Crazy Legs has since choreographed music videos for Wyclef Jean earning him an MTV nomination for the Best Choreography Award and multi-platinum artist Moby. As well as tutoring John Leguizamo on how to breakdance for his Tony Award-nominated play “Freak”. He has performed in an off-Broadway play working with Savion Glover on a project called, “Jam On The Groove”.

In 1991 he won the Bessie Award for Choreography as well as the ’94 Hip Hop Pioneer Award from the Source Magazine. He was inducted into the Hip Hop Hall Of Fame in 2002 and presented with the Source Youth Foundation Image Award in ’03 That same year from the Bay Shore Schools Arts Education Fund he earned the AARTS Award and given the ultimate Puerto-Rican community honour in 2003 as the National Godfather of the Jersey City Puerto-Rican Day Parade. His dance program at the Point C.D.C. for young people in the South Bronx garnered him the “New Yorker of the Week” Award from New York 1 News.

As the president of Rock Steady Crew, Crazy Legs unites DJs, b-boys, MCs and graffiti artists as he hosts and organizes the annual community event, Rock Steady Anniversary honouring the deceased members of the original RSC. He also holds an annual Celebrity Basketball Tournament that raises money for the Greenwich Village Youth Council in NYC. In 2003, July 26 was proclaimed to be “Rock Steady Crew Day” by City Mayor Michael Bloomberg during their 26th Anniversary Celebration at Pier 54.

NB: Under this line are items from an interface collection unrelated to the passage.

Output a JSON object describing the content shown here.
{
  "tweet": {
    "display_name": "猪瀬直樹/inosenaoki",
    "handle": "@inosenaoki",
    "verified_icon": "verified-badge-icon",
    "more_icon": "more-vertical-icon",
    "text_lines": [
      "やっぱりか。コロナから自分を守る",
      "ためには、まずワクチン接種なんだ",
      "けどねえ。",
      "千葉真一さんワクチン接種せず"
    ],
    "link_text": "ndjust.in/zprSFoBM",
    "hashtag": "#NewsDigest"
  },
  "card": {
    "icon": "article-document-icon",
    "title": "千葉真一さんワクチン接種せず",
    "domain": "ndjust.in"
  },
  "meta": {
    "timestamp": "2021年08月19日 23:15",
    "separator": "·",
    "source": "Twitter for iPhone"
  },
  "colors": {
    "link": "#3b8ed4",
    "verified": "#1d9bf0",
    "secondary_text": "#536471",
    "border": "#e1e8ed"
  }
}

As of 2005, Crazy Legs is the president of Backspin Productions and remains president of the Rock Steady Crew. He never wore flashy gold rope or had to rhyme out soap-in-mouth lyrics to get respect. He just did what any ghetto superstar is sworn to do: He battled his way to the top. His legend lives on. Praise to another O.G. of hip hop